About 2% of the papers he ran through the program fell into the "questionable" category. So about 100 papers. While these studies do through up questions, we aren't necessarily getting any answers. Within days of Carlisle's report, the NEJM honed in on 11 of the papers in question that were the most glaringly obvious.
Out of those 11 papers, six of these turned out to contain mistakes. In five of the cases, there was a mix-up of the statistical terms. For example, writing "standard deviation" in place of "standard error."
Standard Deviation - Standard deviation is a measure used to quantify the amount of variation or dispersion of a set of data values.
Standard Error - Standard error of a statistic is the standard deviation of its sampling distribution. So, it's the estimate of that standard deviation.
As you see, a small error in the terms used could create much different results than intended.
In a sixth trial - a large clinical trial in Spain that was published in 2013 reported that a Mediterranean diet could prevent people from developing heart disease.

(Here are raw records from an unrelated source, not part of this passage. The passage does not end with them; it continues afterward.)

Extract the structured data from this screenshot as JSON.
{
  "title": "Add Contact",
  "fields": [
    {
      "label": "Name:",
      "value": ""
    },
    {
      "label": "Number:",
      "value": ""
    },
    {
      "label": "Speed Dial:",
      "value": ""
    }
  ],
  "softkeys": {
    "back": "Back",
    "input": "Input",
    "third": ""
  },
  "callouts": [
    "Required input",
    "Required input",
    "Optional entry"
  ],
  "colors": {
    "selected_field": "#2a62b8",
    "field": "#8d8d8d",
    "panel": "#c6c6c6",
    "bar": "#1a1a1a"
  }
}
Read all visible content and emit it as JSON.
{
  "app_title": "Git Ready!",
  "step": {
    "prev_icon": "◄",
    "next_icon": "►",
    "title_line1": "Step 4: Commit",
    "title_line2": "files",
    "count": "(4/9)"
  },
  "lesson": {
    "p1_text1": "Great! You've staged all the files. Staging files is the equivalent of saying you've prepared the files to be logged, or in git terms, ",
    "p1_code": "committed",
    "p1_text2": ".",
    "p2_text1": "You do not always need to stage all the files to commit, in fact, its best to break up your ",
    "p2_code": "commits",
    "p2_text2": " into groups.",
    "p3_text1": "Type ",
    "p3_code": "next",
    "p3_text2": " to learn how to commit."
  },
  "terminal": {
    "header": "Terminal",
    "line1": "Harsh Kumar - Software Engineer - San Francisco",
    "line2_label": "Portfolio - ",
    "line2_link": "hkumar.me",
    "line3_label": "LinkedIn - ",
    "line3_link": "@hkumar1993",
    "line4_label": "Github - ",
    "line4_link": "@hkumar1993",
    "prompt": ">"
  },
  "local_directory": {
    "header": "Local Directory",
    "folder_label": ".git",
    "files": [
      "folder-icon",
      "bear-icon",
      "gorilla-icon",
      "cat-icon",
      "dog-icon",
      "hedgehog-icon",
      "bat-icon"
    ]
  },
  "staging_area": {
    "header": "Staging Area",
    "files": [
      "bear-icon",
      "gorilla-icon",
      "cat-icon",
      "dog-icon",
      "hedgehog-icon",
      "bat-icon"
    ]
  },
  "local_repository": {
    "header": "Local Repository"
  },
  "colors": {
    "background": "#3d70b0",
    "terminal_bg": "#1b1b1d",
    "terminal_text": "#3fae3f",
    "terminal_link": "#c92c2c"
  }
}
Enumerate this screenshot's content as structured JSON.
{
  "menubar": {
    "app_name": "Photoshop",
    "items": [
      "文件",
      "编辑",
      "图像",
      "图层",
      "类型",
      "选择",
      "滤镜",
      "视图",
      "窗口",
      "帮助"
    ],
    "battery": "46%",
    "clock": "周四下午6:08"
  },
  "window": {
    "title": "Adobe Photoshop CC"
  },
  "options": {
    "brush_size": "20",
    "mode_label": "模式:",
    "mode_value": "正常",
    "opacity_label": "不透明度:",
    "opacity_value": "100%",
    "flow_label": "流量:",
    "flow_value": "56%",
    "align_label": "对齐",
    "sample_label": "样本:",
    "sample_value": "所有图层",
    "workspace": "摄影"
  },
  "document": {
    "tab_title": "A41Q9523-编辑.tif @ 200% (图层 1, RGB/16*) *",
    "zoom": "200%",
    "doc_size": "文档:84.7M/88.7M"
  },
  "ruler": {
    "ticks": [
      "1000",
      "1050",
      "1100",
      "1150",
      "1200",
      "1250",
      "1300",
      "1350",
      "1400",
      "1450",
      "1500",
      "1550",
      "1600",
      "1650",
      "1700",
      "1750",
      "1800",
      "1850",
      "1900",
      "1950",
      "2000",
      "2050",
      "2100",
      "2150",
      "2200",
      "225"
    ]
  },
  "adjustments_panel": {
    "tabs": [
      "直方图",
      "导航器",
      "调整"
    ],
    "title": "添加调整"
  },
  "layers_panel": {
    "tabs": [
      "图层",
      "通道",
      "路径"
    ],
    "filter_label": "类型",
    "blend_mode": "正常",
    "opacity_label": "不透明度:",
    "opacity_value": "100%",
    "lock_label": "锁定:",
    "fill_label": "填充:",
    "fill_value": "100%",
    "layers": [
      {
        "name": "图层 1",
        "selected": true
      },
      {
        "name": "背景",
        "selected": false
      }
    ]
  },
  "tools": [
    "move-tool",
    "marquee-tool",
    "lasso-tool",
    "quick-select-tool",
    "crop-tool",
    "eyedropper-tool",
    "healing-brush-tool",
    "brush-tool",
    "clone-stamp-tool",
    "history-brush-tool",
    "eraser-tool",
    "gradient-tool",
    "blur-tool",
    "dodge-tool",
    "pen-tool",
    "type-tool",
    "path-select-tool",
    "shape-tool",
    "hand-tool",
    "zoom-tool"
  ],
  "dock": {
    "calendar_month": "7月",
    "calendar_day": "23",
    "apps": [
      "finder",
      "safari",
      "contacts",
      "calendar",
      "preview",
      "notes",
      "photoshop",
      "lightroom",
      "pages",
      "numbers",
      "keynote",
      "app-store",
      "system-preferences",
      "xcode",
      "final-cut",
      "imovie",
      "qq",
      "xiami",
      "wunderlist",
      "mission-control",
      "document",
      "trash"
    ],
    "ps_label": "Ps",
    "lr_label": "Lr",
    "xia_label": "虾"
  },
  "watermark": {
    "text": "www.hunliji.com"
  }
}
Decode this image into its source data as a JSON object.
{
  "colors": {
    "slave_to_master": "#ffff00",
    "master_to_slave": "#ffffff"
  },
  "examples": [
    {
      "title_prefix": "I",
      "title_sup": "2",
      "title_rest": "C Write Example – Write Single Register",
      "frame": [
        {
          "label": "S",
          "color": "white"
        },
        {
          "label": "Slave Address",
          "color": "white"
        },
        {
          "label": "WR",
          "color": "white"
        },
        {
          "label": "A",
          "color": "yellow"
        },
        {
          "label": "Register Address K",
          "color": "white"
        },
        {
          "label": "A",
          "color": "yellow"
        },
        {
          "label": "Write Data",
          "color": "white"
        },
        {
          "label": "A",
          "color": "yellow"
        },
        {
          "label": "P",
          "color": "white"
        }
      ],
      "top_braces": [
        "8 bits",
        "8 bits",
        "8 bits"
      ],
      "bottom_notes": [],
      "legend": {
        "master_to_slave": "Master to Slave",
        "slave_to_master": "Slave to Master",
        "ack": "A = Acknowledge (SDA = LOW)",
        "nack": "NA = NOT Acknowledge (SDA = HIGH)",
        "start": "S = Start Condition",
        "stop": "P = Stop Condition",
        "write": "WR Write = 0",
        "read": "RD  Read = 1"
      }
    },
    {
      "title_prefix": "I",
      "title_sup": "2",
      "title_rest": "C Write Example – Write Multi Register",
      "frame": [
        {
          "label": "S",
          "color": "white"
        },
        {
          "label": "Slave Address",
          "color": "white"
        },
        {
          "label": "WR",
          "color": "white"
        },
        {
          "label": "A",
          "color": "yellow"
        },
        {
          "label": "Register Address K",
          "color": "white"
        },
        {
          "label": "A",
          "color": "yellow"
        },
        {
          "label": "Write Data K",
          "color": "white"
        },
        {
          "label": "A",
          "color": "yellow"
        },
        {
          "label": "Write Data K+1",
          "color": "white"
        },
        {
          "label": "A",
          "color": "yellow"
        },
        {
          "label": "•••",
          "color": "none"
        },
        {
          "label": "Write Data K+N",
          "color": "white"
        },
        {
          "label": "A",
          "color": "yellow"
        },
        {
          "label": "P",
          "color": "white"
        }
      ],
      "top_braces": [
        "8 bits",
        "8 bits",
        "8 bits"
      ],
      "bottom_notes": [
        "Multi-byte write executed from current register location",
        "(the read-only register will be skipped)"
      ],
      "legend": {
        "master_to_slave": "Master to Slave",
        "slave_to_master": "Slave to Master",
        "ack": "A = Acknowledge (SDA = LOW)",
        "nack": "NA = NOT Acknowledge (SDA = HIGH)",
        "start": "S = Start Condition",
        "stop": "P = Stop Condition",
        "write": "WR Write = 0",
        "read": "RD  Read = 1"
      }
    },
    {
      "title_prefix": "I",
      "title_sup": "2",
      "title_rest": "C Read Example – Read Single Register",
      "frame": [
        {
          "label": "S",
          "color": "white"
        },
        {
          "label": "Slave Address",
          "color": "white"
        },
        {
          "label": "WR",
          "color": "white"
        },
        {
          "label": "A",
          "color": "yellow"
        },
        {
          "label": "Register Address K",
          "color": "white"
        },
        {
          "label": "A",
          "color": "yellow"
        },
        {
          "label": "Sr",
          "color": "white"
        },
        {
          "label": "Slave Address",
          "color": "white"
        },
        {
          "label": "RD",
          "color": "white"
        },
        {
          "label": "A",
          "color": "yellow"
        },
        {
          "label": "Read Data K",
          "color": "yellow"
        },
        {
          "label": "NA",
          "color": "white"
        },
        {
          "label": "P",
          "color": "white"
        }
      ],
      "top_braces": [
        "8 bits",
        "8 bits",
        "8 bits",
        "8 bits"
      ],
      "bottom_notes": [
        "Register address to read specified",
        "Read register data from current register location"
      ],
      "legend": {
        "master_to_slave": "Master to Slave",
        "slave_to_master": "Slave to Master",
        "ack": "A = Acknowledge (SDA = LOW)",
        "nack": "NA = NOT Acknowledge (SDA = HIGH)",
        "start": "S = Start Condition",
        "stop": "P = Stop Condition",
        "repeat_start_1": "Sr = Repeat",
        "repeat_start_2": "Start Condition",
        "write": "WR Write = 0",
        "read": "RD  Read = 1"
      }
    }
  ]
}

Especially for those at risk. “It turned out when we contacted the investigators, they had already been working on it, they had seen the same thing we had and been concerned,” says NEJM Editor-in-Chief Jeffrey Drazen in Waltham, Massachusetts.
Almost 7500 people had enrolled in this trail up to 15 years ago. Tracking down what may have gone wrong was no easy task. It took a month-long inquiry by the Spanish researchers and the NEJM staff uncovered that up to 1588 people in the trial weren't properly randomized.
Some were assigned the same diet as someone else in the same household. This is a common feature for diet studies, but it wasn't reported in the original paper. “The investigator realized he couldn’t get people to travel as far as they needed so he made his study ‘cluster randomized,’” by clinic rather than by individual, Drazen says.
Authors reanalyzed the data without the 1588 people and they found that, despite the missteps, the conclusion held true - Nuts, olive oil, and fatty fish remained a net positive on your heart health. The statistical "oomph" that the original paper had was lost, but the results are still true.
The editor-in-chief of the Canadian Journal of Anesthesia said that an inquiry on the seven other journals targeted is in progress. It is running slowly due to limited resources. At another journal, Anesthesiology editors had looked over the papers and found no obvious reasons to retract them. Other journals either did not respond or do not wish to investigate.
Carlisle's paper obviously came with some heavy criticism after it was published because its methods assumed different variables such as height and weight were unrelated. While Carlisle agrees this is a limitation, not every paper he identified necessarily contained errors.
Eight papers were pinpointed in Carlisle's journal, Anaesthesia that was worth probing. “We wrote to the authors and got two responses … The others have not responded,” he says.
Out of the two that responded back, a correction was published, though it did not have an impact on the paper's conclusions. The second response was that the authors no longer had data to the patients that the journal requested.
How Far Should He Push?
Carlisle doesn't know exactly how far to push and drill into some possible errors in these reports. He wonders especially due to the time and money resources needed to dive deep.
While the errors are minor, Carlisle wonders if they are part of a statistical problem in parts of dozens of papers he didn't examine.
NEJM's Editor-in-Chief Jeffrey Drazen is unsettled enough by what his own journal findings were that he gave his manuscript editors a statistics course and implemented extra scrutiny of statistics in accepted papers.